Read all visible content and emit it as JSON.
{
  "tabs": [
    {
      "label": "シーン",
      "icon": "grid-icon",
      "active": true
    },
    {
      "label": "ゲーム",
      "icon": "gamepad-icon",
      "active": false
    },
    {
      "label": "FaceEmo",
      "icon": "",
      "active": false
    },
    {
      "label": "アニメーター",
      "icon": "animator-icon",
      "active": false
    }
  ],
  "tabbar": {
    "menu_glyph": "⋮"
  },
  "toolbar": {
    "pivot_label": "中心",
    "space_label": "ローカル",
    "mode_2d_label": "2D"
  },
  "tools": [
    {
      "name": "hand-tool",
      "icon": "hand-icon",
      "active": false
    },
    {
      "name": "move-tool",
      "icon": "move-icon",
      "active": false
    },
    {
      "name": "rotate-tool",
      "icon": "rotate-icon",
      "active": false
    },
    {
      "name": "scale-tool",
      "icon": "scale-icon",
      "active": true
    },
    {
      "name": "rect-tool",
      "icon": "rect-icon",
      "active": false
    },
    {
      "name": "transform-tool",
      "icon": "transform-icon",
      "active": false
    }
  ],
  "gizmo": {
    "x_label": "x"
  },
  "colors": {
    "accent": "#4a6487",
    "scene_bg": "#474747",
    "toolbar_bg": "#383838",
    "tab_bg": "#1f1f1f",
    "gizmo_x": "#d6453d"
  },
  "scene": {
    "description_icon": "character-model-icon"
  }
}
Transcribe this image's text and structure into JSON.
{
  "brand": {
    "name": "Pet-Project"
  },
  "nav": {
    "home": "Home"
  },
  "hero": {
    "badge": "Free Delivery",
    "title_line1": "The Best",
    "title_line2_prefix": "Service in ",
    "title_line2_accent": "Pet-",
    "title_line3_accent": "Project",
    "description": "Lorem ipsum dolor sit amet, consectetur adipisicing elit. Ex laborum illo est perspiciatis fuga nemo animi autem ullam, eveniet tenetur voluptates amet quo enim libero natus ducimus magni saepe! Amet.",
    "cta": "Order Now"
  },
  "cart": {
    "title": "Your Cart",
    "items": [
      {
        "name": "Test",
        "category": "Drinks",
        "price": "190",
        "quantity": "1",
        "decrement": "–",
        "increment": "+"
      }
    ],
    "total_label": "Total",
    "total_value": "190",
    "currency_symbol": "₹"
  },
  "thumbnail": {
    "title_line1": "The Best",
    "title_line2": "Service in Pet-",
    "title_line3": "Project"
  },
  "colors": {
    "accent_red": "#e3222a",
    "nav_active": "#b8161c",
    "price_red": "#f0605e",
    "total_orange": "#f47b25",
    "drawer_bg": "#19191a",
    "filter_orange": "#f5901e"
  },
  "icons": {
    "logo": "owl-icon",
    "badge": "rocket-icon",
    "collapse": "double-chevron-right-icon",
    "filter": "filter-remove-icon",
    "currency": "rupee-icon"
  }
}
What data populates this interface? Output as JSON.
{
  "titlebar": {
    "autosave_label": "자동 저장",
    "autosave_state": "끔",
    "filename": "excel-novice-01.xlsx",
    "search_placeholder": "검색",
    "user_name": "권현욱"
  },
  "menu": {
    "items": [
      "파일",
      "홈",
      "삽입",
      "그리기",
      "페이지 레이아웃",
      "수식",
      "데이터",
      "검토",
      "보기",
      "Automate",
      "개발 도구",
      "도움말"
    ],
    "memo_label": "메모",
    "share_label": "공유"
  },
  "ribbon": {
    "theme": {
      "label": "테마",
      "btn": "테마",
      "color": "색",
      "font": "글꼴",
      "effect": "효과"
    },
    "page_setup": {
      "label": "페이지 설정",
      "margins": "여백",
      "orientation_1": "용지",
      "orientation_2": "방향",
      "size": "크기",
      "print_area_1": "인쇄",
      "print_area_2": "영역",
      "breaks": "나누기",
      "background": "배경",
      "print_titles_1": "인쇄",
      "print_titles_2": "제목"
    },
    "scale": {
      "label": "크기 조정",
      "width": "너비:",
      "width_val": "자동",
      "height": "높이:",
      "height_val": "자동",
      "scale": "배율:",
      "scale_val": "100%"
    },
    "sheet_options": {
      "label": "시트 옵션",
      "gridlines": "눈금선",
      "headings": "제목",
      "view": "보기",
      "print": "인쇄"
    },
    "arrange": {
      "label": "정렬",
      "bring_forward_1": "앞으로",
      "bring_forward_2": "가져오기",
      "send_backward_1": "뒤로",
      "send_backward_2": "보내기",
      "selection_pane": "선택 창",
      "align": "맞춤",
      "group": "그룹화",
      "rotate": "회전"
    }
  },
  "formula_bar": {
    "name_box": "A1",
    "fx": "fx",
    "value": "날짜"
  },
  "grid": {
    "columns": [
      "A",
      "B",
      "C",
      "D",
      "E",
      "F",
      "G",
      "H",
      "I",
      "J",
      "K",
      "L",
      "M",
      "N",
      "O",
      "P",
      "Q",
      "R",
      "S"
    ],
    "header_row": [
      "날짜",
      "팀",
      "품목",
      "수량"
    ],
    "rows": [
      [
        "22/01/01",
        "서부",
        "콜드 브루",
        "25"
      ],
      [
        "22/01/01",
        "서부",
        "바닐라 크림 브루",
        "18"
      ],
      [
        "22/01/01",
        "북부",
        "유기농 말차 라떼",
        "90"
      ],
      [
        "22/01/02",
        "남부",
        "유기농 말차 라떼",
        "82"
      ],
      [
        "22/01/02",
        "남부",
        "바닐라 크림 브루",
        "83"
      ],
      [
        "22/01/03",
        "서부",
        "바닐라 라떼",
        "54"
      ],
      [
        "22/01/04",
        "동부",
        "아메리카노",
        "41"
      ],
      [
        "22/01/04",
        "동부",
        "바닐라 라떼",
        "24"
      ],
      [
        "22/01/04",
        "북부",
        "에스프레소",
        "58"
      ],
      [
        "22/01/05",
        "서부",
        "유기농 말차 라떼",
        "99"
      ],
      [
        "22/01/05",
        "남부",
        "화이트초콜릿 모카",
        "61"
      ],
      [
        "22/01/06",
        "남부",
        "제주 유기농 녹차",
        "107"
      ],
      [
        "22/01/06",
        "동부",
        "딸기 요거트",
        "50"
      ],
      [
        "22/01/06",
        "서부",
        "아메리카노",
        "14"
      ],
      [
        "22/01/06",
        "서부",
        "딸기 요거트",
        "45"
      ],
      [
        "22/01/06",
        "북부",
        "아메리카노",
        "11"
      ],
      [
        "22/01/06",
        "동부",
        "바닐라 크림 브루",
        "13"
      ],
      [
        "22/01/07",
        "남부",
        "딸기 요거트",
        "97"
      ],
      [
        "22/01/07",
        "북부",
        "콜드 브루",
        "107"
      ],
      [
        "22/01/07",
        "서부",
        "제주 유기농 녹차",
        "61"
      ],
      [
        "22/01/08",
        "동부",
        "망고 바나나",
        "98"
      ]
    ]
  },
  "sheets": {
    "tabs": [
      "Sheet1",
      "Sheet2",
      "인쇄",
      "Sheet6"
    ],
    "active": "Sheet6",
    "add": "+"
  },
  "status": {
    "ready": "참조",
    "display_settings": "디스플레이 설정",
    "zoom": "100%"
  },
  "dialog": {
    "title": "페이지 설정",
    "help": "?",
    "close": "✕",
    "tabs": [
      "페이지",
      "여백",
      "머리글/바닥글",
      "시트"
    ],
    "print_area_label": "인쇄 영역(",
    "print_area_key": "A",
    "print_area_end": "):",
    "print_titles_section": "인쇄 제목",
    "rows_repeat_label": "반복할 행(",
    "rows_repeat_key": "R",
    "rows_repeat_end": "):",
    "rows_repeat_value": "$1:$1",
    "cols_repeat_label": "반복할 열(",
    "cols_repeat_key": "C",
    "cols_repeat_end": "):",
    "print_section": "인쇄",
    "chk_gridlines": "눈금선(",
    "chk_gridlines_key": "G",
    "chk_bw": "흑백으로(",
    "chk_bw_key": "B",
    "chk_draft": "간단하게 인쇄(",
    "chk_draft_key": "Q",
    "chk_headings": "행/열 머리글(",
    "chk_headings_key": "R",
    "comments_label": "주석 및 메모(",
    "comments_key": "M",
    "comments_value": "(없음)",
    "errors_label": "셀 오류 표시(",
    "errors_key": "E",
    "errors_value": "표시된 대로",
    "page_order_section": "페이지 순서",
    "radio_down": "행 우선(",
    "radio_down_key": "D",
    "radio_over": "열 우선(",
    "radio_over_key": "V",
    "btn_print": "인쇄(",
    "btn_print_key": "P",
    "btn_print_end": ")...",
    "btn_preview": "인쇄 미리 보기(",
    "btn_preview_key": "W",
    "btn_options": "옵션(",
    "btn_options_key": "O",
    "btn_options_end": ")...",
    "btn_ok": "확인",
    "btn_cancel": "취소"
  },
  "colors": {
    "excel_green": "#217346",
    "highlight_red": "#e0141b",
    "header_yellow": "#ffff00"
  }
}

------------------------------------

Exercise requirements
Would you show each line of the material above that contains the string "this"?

Completed exercise
Transcribe this image's text and structure into JSON.
What data populates this interface? Output as JSON.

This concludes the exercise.